Yellowstone National Park has to be seen to be believed. There is something special about it that slowly envelopes to create a deep feeling that you are in the midst of somewhere truly magical. Maybe it’s the combination of natural beauty, rugged wilderness, steaming geysers and free-roaming wildlife.
Yellowstone was designated the world’s first national park in 1872. It is a UNESCO World Heritage Site as well as a Biosphere Reserve. Covering more than two million acres, it is the largest national park in the lower 48 states. To really get under the skin of the park, it takes time to explore, but don’t let that put you off. If you have just one day, it’s still easy to tick off all the major sites.

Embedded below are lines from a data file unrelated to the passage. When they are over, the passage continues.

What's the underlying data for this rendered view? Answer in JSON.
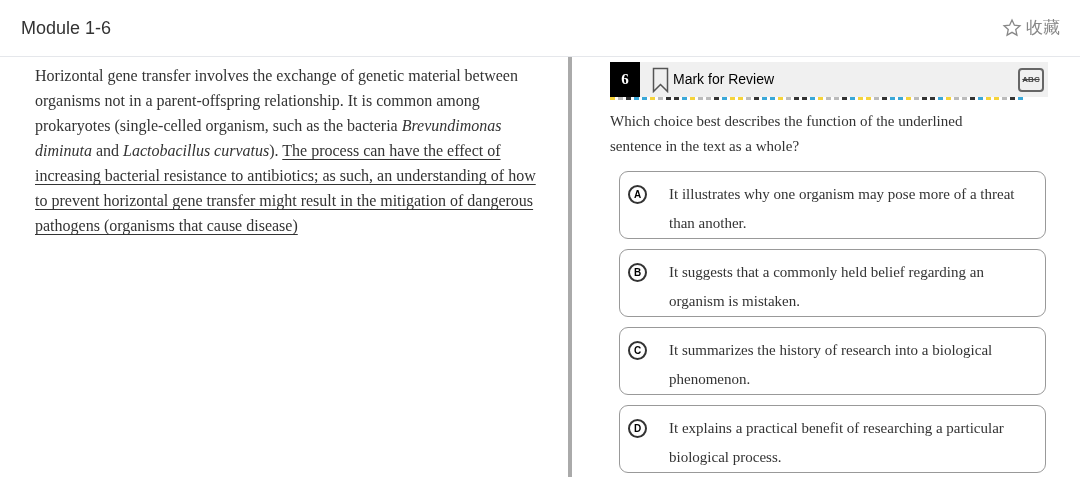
{
  "header": {
    "title": "Module 1-6",
    "favorite_label": "收藏"
  },
  "passage": {
    "text": "Horizontal gene transfer involves the exchange of genetic material between organisms not in a parent-offspring relationship. It is common among prokaryotes (single-celled organism, such as the bacteria *Brevundimonas diminuta* and *Lactobacillus curvatus*). ",
    "underlined_text": "The process can have the effect of increasing bacterial resistance to antibiotics; as such, an understanding of how to prevent horizontal gene transfer might result in the mitigation of dangerous pathogens (organisms that cause disease)"
  },
  "question": {
    "number": "6",
    "mark_for_review": "Mark for Review",
    "abc_tool": "ABC",
    "prompt": "Which choice best describes the function of the underlined sentence in the text as a whole?",
    "choices": [
      {
        "letter": "A",
        "text": "It illustrates why one organism may pose more of a threat than another."
      },
      {
        "letter": "B",
        "text": "It suggests that a commonly held belief regarding an organism is mistaken."
      },
      {
        "letter": "C",
        "text": "It summarizes the history of research into a biological phenomenon."
      },
      {
        "letter": "D",
        "text": "It explains a practical benefit of researching a particular biological process."
      }
    ]
  }
}
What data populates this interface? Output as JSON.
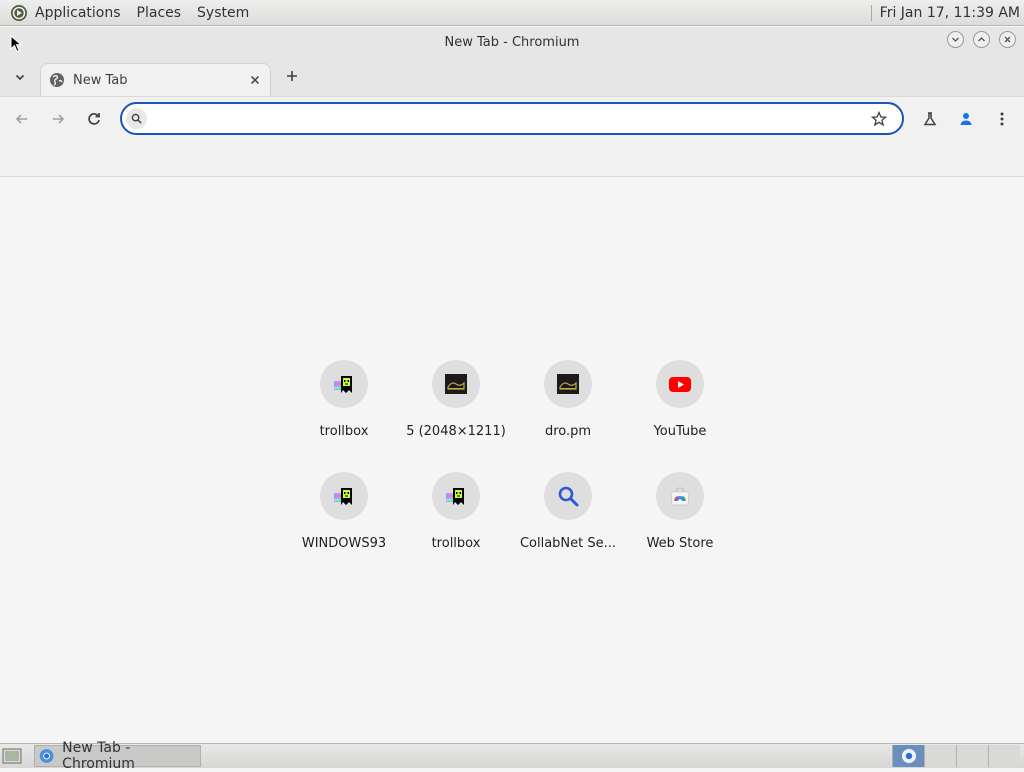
{
  "panel": {
    "menus": [
      "Applications",
      "Places",
      "System"
    ],
    "clock": "Fri Jan 17, 11:39 AM"
  },
  "window": {
    "title": "New Tab - Chromium"
  },
  "tabs": [
    {
      "label": "New Tab",
      "favicon": "globe-icon",
      "active": true
    }
  ],
  "omnibox": {
    "value": "",
    "placeholder": ""
  },
  "shortcuts": [
    {
      "label": "trollbox",
      "icon": "trollbox-icon"
    },
    {
      "label": "5 (2048×1211)",
      "icon": "image-thumb-icon"
    },
    {
      "label": "dro.pm",
      "icon": "image-thumb-icon"
    },
    {
      "label": "YouTube",
      "icon": "youtube-icon"
    },
    {
      "label": "WINDOWS93",
      "icon": "trollbox-icon"
    },
    {
      "label": "trollbox",
      "icon": "trollbox-icon"
    },
    {
      "label": "CollabNet Se...",
      "icon": "search-icon"
    },
    {
      "label": "Web Store",
      "icon": "webstore-icon"
    }
  ],
  "taskbar": {
    "items": [
      {
        "label": "New Tab - Chromium",
        "icon": "chromium-icon"
      }
    ],
    "workspaces": 4,
    "active_workspace": 1
  },
  "colors": {
    "accent": "#1a56b8",
    "profile": "#1a73e8",
    "youtube": "#ff0000"
  }
}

What makes Yellowstone stand head and shoulders above the rest is it’s mesmerising geothermal features. Take in the super-volcano’s hidden power through colourful hot springs, erupting geysers and bubbling mud pots. Overall Yellowstone possesses almost 60% of the world's geysers. From the reliably frequent eruptions of the aptly named,Old Faithful Geyser, to the terraces of Mammoth Hot Springs , Yellowstone National Park is a geologist's dream.
The Upper Geyser Basin is home to the largest number of these hydrothermal wonders. Watching Old Faithful erupt here is a Yellowstone National Park tradition and takes place approximately every 90 minutes. Old Faithful shoots from 17,000 to 38,000 litres of boiling water into the air for one and a half to five minutes at a time. You can enjoy this spectacle from the nearby benches or take the short walk up to Observation Point to view it from above.
Midway Geyser Basin along the Firehole River, holds the two largest hot springs in the park. Excelsior Geyser is a huge deep crater measuring 200 by 300 feet constantly discharging more than 18,000 litres of water a minute into the river. Just along the boardwalk you’ll find Grand Prismatic Spring, Yellowstone's largest hot spring. It’s more than 120 feet deep and a blistering 160 degrees Fahrenheit. Marvel at the deep blue centre of the pool contrasting with the warm oranges and red around the edge.
Still haven’t got your fill of geysers? Stop at Lower Geyser Basin to stroll along the boardwalk trail at Fountain Paint Pots or head to Norris Geyser Basin, the oldest, hottest and most dynamic of Yellowstone's thermal areas. This is where you’ll find Steamboat Geyser, the tallest geyser in the world rising between 300 and 400 feet. To the north is Mammoth Hot Springs and nearby Boiling River. Fancy a dip after a long day exploring? Boiling River is where a large hot spring enters the Gardner River mixing to a comfortable soaking temperature. This hotspot is closed in the spring and early summer when the height of the river is too dangerous to bathe in.
Wildlife enthusiasts are also well catered for as Yellowstone boasts more than 60 different mammal species and numerous bird species. Bison, bears, otters, coyote, elk, moose, bald eagles and much more call the park their home. Most are crepuscular – meaning they are most active at dawn and dusk, away from the heat of the day. If you’re an early bird, this is the time to explore as it’s also one of the quietest times in the park. If you’re not a morning person, save some time in the evening to dedicate to wildlife spotting. Any time of day, be sure to remember that these animals are as wild as the landscape they live in.
In the 1990’s wolves were re-introduced to Yellowstone. Today, the best place to see and hear these magnificent creatures is in the Lamar Valley to the north east of the park. Join a specialist guided tour at dusk to discover more. Even if you’re not lucky enough to see or hear the wolves, it is also a popular habitat for bears, elk, bison, pronghorn and eagles.
And if all this isn’t enough, you can't miss the Grand Canyon of the Yellowstone, one of Yellowstone’s most breathtaking sights. A huge volcanic eruption approximately 600,000 years ago formed this 20-mile-long canyon which is up to 1,200 feet deep and 4,000 feet wide. Artists’ Point offers dramatic views along the canyon towards Lower Falls; 308 feet of thundering water more than twice the height of Niagara Falls.
Whatever time of year you visit, Yellowstone will enthral and excite. In the summertime, it is full of new life, colour and the weather is at its warmest. It is also at its busiest, so why not aim to visit in late spring or early autumn? Winter offers a completely different perspective. Travel through the park on a snow coach or snowmobiles. Cross country ski or snowshoe on miles of groomed trails, view the wildlife or simply sit back, relax and enjoy the serene peace.
Whenever you choose to visit, you’re guaranteed to leave a little piece of your heart in Yellowstone National Park. It's a truly special place..